Did you know that on average, people in the UK spend 8 hours or more per day in front of a screen and to avoid missing out on a second of this screen time, 75% of us take our phones to the bathroom! In our rapidly evolving techno environment, these stats may not be a surprise to you, but should they be of concern?Read More
Stress is a reality for most of us, 365 days a year and it’s here to stay. So in the wake of National Stress Awareness Day I have written a paper which reflects on how heart rate variability in mindfulness can be controlled to bring about a stress resilient state – something I believe we all need, regardless of our circumstances. Focusing on the positive impact that mindfulness practices have when stress starts to appear, there is a convincing argument for employing these stress resilience techniques in the workplace to reduce stress-related absences and create a more productive workforce. Not convinced, read on, you will be...Read More
Reflecting on some of the events I have helped organise this year to discuss the subject of resilience, it is clear to me that employers are just not keeping up with the rapid changes taking place in society today. With the lack of effective resilience practices being a common feature in manager and leadership development, a huge number of talented people are being lost to stress related illnesses or moving on to other businesses that are more in tune with what employees need, to achieve a better work-life balance. This is certainly true for many women in leadership roles.
Last week I hosted our quarterly ‘Women in Leadership – The Resilience Debate’ lunch, which was attended by a range of professionals looking for tips on resilience, particularly in male dominated environments, such as the financial sector. Despite the desire to achieve great things in their leadership roles, the stress of coping with various challenges can make this hard to accomplish. Some of the challenges identified by the delegates included, showing assertiveness, never feeling able to say no, apologising for a life outside of work, the lack of support from the top tier and the lack of flexibility in the performance management processes.
Joined by guest speaker, Nicola Horlick, CEO of Bramdean, Chairman Rockpool, Georgina’s restaurants and Derby Street Films and author of Can you have it all? Nicola acknowledges that society can penaliss dominant women, but that the need to be more pushy is a necessity. Women aren’t natural risk-takers so won’t always be motivated to take the next step, but by appointing a senior mentor, coach and sponsor who has your back and acknowledges your achievements, prospects to achieve your goals and work towards the next level become increasingly more accessible. Nicola states, “A leader is only as good as the people below them”.
But with bias against women being particularly evident in the financial sector, how many women will reach the top level? Nicola shared that it’s the intellectual satisfaction that is the driver for her – building things she is proud of. She says ‘Some are motivated by money or necessity, so if you have no choice but to work, you might as well do what you enjoy doing and set your sights high.’ Research has shown that women make better traders and investment managers, but other industries are often able to lure the female talent pipeline away with more attractive working conditions and less stress inducing environments.

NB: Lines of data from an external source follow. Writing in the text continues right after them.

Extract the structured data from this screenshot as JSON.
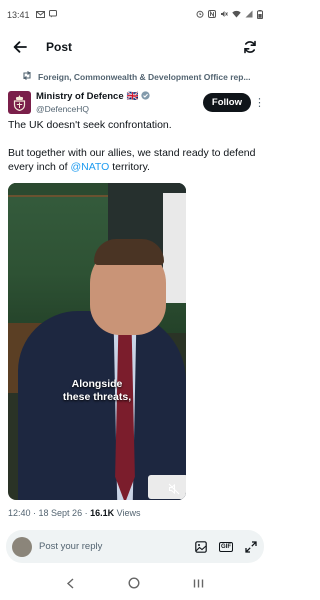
{
  "status_bar": {
    "time": "13:41",
    "left_icons": [
      "mail-icon",
      "message-icon"
    ],
    "right_icons": [
      "alarm-icon",
      "nfc-icon",
      "mute-icon",
      "wifi-icon",
      "signal-icon",
      "battery-icon"
    ]
  },
  "header": {
    "title": "Post",
    "back_icon": "arrow-left-icon",
    "refresh_icon": "refresh-icon"
  },
  "repost_banner": {
    "icon": "repost-icon",
    "text": "Foreign, Commonwealth & Development Office rep..."
  },
  "author": {
    "name": "Ministry of Defence",
    "flag": "🇬🇧",
    "handle": "@DefenceHQ",
    "verified_color": "#829aab",
    "follow_label": "Follow",
    "more_icon": "more-vertical-icon"
  },
  "tweet": {
    "line1": "The UK doesn't seek confrontation.",
    "line2_before": "But together with our allies, we stand ready to defend every inch of ",
    "mention": "@NATO",
    "line2_after": " territory."
  },
  "media": {
    "caption_line1": "Alongside",
    "caption_line2": "these threats,",
    "mute_icon": "volume-off-icon"
  },
  "meta": {
    "time": "12:40",
    "sep": " · ",
    "date": "18 Sept 26",
    "views_count": "16.1K",
    "views_label": " Views"
  },
  "reply_bar": {
    "placeholder": "Post your reply",
    "image_icon": "image-icon",
    "gif_label": "GIF",
    "expand_icon": "expand-icon"
  },
  "colors": {
    "accent": "#1d9bf0",
    "text": "#0f1419",
    "muted": "#536471",
    "avatar_bg": "#7a1f4a"
  }
}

Furnished with resilience skills that can quickly, simply and continuously be applied, personal resilience methods provide the opportunity to provide us with a sense of wellbeing and genuinely raise energy levels which in turn will raise performance.
I am not suggesting you go storming into your bosses office tomorrow, thumping the desk, demanding more respect, but your new assertive-self could start by exploring the opportunities to build your network, navigate any office politics to work in your favour and above all, be authentic and start believing in yourself. Why shouldn’t women be at the top of their game?
If any of the above resonates with you; you may be a woman in a leadership position or a manager who engages with this debate and wants to discuss this topic further, then please get in touch. I will be hosting more Resilience Debate lunches in 2016 and welcome anyone interested in the diversity and inclusion agenda to come and take part.
Everyone is susceptible to mental health problems and high achievers, especially on the trading floor, are no exception due to the day-to-day pressures of their jobs. When we are stressed, our heart rate is uneven. By bringing it back to a regular pattern, we feel calmer, focused and have more mental clarity.
As described in a recent webinar for traders, there is a situation that you’ve probably been in very often. You start the day with a ‘perfect’ trading plan. Then something happens – you get angry if someone doesn’t co-operate; you get irritated or anxious if something doesn’t pan out the way you intended; you make a bad decision and you might even have feelings of panic. Read the full blog and listen to the webinar here…Read More
To open this blog, I would like to share a famous Chinese saying “rejoice in the bad times as they will be followed by good”. My friend used to remind me of this saying when I lived in the Middle East, and quite honestly – life felt bad! It was a frustrating but liberating thing to hear, ultimately driving my motivated and fighting spirit, to push through it. Now, at home in Hawkshurst near Tunbridge Wells, life is indeed good, very good in fact, and it is partly my more resilient self I have to thank for that.
I’m sure many of you can relate to the feeling of needing to push on through. If you work in financial services I bet you’ve had many weeks, months, years feeling like that and maybe you still do!
When you come home from a bad day at the office and you’re met by screaming kids, a partner who is ready to pack her bags and just to top off your day, you pierce your foot on a bit of Lego – how do you react?Read More